SULPHUR OIL AND BALLAST WATER TREATMENT SET RULE FOR VESSELS NOW
Shipowners around the world are faced with increasing costs, which could offset any potential rebound of freight rates over the course of the next year or so, as a series of new regulations are bound to necessitate new investments in the existing fleet.
First off, the entry into force of the Ballast Water Management Convention means that by this coming September all vessels will have to be fitted with some sort of BWM system, preferably approved by the US Coast Guard as well, otherwise the ship won’t be able to navigate in any US port. But the most important change will come in the form of the 0.5 percent sulphur cap which has been set on shipping emissions by 2020, as a result of the latest IMO decision.
SHIPPING INDUSTRY FACES THREAT OF UNILATERAL LEVY ON CARBON EMISSIONS
The shipping industry faces the threat of paying a levy to the European Union on its greenhouse gas emissions as lawmakers from the bloc grow increasingly impatient with the slow progress being made by the global effort to tackle the issue.
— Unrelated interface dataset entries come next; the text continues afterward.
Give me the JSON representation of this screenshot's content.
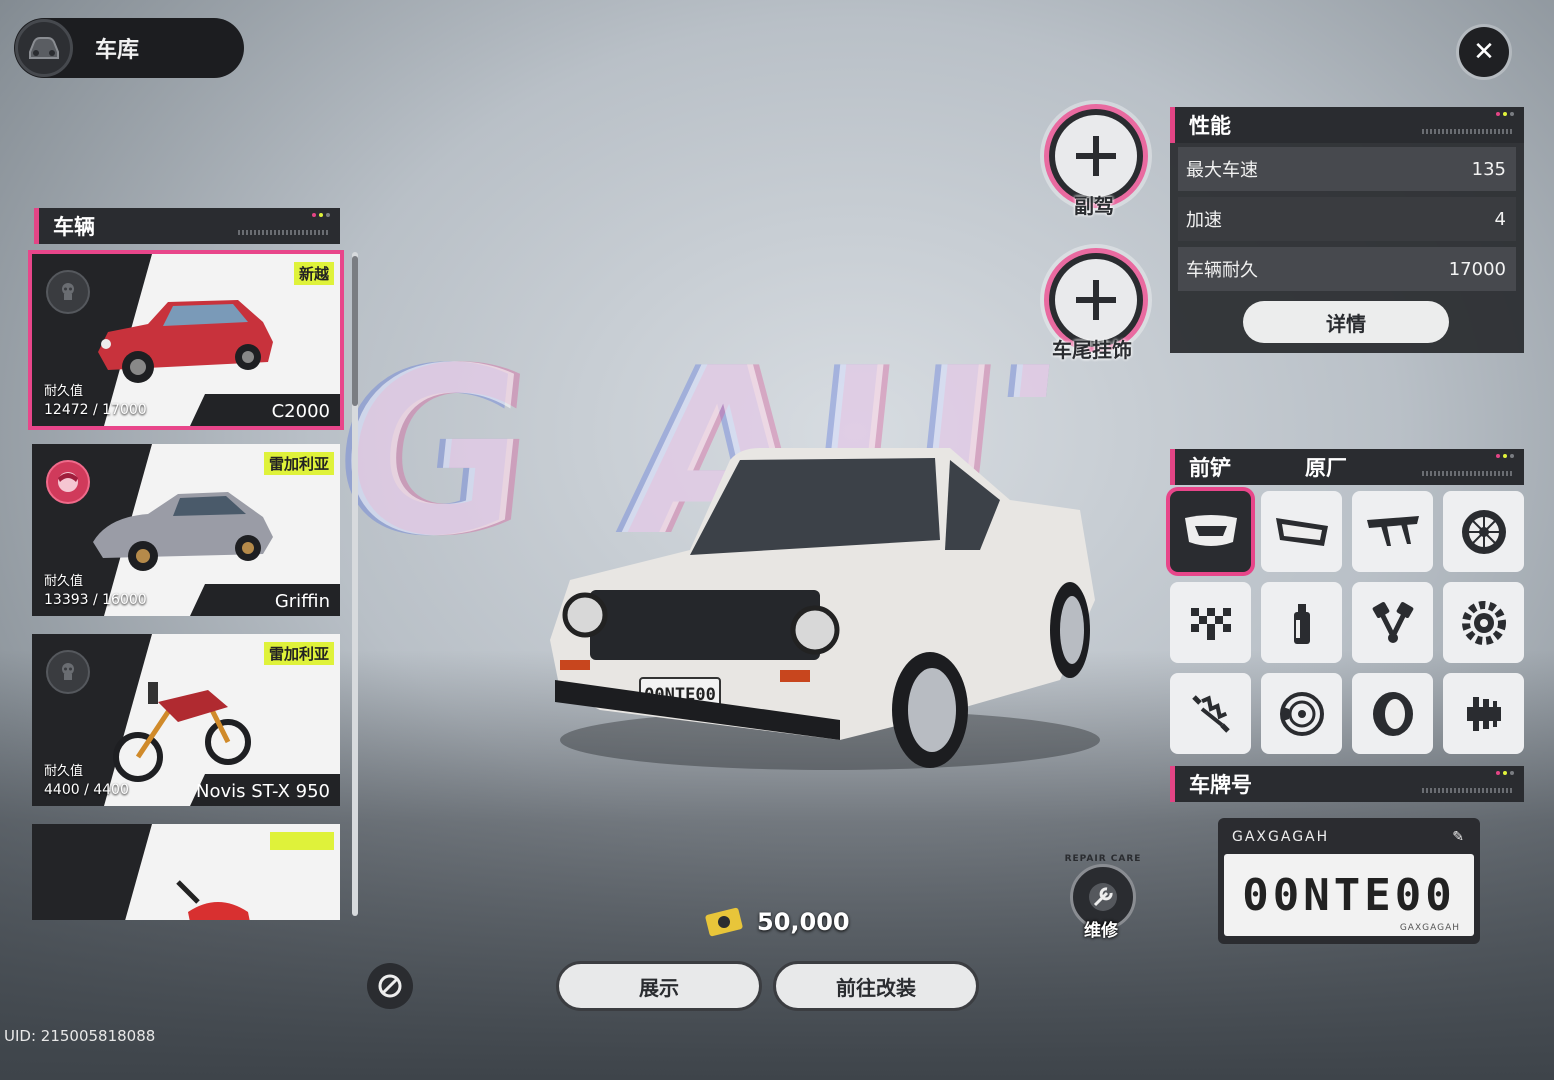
{
  "header": {
    "title": "车库",
    "logo_icon": "garage-car-icon"
  },
  "close_icon": "close-icon",
  "background_text": "G AUTO",
  "vehicles_section": {
    "title": "车辆"
  },
  "vehicles": [
    {
      "tag": "新越",
      "durability_label": "耐久值",
      "durability": "12472 / 17000",
      "name": "C2000",
      "selected": true,
      "color": "#c8323c"
    },
    {
      "tag": "雷加利亚",
      "durability_label": "耐久值",
      "durability": "13393 / 16000",
      "name": "Griffin",
      "selected": false,
      "color": "#9a9ca6"
    },
    {
      "tag": "雷加利亚",
      "durability_label": "耐久值",
      "durability": "4400 / 4400",
      "name": "Novis ST-X 950",
      "selected": false,
      "color": "#b02a30"
    },
    {
      "tag": "",
      "durability_label": "",
      "durability": "",
      "name": "",
      "selected": false,
      "color": "#d83030"
    }
  ],
  "slots": {
    "copilot_label": "副驾",
    "trunk_label": "车尾挂饰"
  },
  "performance": {
    "title": "性能",
    "rows": [
      {
        "label": "最大车速",
        "value": "135"
      },
      {
        "label": "加速",
        "value": "4"
      },
      {
        "label": "车辆耐久",
        "value": "17000"
      }
    ],
    "details_label": "详情"
  },
  "parts_section": {
    "title": "前铲",
    "subtitle": "原厂"
  },
  "parts": [
    {
      "icon": "front-bumper-icon",
      "selected": true
    },
    {
      "icon": "rear-bumper-icon",
      "selected": false
    },
    {
      "icon": "spoiler-icon",
      "selected": false
    },
    {
      "icon": "wheel-rim-icon",
      "selected": false
    },
    {
      "icon": "livery-checker-icon",
      "selected": false
    },
    {
      "icon": "spray-paint-icon",
      "selected": false
    },
    {
      "icon": "engine-piston-icon",
      "selected": false
    },
    {
      "icon": "transmission-gear-icon",
      "selected": false
    },
    {
      "icon": "suspension-spring-icon",
      "selected": false
    },
    {
      "icon": "brake-disc-icon",
      "selected": false
    },
    {
      "icon": "tire-icon",
      "selected": false
    },
    {
      "icon": "clutch-icon",
      "selected": false
    }
  ],
  "plate_section": {
    "title": "车牌号"
  },
  "plate": {
    "number": "00NTE00",
    "brand": "GAXGAGAH",
    "small": "GAXGAGAH"
  },
  "repair": {
    "label": "维修",
    "ring": "REPAIR CARE"
  },
  "money": {
    "amount": "50,000",
    "icon": "currency-card-icon"
  },
  "buttons": {
    "show": "展示",
    "modify": "前往改装"
  },
  "car_plate_front": "00NTE00",
  "uid": "UID: 215005818088"
}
The industry, which accounts for around 90 percent of goods transported globally, has rejected unilateral moves by the EU, arguing it would distort world trade and instead wants the issue handled through the International Maritime Organization (IMO), the United Nation’s shipping agency.
DRY BULK MARKET ENTERS 2017 ON AN OPTIMISTIC NOTE
The year 2016 left with a positive feeling for the dry bulk market, which, even amid thin trading, managed to post a quick turnaround. For instance, in the Capesize segment, the quick gains were mainly to be seen in the Atlantic as interest prior to the final trading days before Christmas reached a spike and position lists seemed to favor the freight rate spike.
Things were also fairly positive in the Pacific, with a good flow of fresh interest helping clear out any open tonnage and pushing strong gains on the average earnings.
SA SHIPPING MARKET UNDER PRESSURE
South Africa’s shipping market is expected to remain under pressure in 2017, with import figures likely to be weaker after low third-quarter import numbers despite a strengthened rand.
After dismal first-quarter figures, the market had stabilised. But despite this, low growth figures were expected for the rest of 2016 and 2017.
CHILAHATI LAND PORT REMAINS INOPERATIVE
Thousands of people in Nilphamari have been suffering a lot as Chilahati land port in the district has remained closed since 1965.
According to the port source, the land port was established in Chilahati of Domar upazila under the district in 1960. A custom office was set up then in the area as huge amount of goods had been imported and exported through the port.
During India-Pakistan war in 1965 the land port was declared closed but the custom office remained operative. But in 2002 the custom office was also declared closed. According to another source, the activities of Chilahati-Holdibari land port were in operation until the Indian authorities unilaterally closed their Holdibari land customs station in June 2002.
HAI PHONG PORT TAKING FEES FROM THIS YEAR
From January 1 2017, Hai Phong port Vietnam started collecting fees for using infrastructure, service facilities and public utilities from shipments at all ports in the city.
It is estimated that the city could earn up to VND1.5trn each year. Individuals and organizations that have shipments stored at bonded warehouses now must pay VND2.2m (USD97) to VND4.8m per container, depending on the load.
BABATNGON, A FUTURE TRANSSHIPMENT HUB
The Regional Development Council (RDC) has tagged the seaport in Babatngon, Leyte as the future transhipment hub in Eastern Visayas, approving a proposal to conduct a feasibility study for the wharf.
Aside from feasibility study, experts from the Philippine Ports Authority will also come up with a master plan of the Babatngon Port as Eastern Visayas’ regional transhipment hub. The study will kick off within the first quarter of the year and it will be completed within 2017.
The proposed development is not actually just a simple port. Part of the proposal is to build a cargo terminal holding and warehousing facility.
SHIPPING MARKET GETTING READY OF 0.50PC SULPHUR CAP
The goal has been clearly defined. Now it is time for stakeholders to prepare their game plan, and work together as a team to reach the goal.
Although we have a date for the global 0.50 percent sulphur cap for marine fuels under MARPOL Annex VI, there are some unknowns to deal with, so communication will be needed to allow everyone to adopt the strategies that will work best for them. Paraphrasing a famous quote by Donald Rumsfeld, there are several “know knowns” about the MARPOL Annex VI compliance options, but there’s also a few “known unknowns” and there may be some “unknown unknowns” surfacing along the way.